**WHAT YOU WILL DO**
Search the material for "icon" and show all lines that contain it.

**DATA TO USE**
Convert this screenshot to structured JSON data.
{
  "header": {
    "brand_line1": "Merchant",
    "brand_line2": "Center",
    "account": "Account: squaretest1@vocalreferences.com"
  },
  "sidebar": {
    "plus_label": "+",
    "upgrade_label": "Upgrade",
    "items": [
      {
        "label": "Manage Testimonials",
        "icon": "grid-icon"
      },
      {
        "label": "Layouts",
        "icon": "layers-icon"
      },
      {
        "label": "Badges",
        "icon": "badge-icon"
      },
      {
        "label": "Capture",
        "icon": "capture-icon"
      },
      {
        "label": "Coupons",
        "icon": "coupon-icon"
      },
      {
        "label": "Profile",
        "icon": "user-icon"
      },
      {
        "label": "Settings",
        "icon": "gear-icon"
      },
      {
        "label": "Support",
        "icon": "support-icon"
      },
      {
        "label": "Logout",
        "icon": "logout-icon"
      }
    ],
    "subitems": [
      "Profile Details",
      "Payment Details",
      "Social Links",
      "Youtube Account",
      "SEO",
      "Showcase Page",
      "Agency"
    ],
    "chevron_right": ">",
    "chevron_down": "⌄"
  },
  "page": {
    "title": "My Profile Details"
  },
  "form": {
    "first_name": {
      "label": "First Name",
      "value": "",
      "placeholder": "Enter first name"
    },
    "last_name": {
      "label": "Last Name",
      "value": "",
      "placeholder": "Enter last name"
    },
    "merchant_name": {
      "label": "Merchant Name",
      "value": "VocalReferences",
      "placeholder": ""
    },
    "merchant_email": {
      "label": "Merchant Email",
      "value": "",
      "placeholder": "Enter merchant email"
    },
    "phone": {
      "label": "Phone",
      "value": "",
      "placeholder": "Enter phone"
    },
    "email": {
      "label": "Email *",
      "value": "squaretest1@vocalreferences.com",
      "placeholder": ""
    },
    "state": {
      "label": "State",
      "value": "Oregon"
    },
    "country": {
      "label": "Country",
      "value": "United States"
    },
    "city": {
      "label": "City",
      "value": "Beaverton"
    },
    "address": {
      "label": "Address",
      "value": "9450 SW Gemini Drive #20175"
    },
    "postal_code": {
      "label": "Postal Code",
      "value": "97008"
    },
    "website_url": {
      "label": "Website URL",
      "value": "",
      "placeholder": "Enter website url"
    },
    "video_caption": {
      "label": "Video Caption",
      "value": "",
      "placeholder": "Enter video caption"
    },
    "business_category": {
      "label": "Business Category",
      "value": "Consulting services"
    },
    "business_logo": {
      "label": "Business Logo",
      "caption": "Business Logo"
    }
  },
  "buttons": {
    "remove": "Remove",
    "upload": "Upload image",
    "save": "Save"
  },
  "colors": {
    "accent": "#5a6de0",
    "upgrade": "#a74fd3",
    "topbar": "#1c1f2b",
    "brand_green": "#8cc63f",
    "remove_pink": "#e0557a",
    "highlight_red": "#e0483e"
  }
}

**WRITTEN SOLUTION**
        "icon": "grid-icon"
        "icon": "layers-icon"
        "icon": "badge-icon"
        "icon": "capture-icon"
        "icon": "coupon-icon"
        "icon": "user-icon"
        "icon": "gear-icon"
        "icon": "support-icon"
        "icon": "logout-icon"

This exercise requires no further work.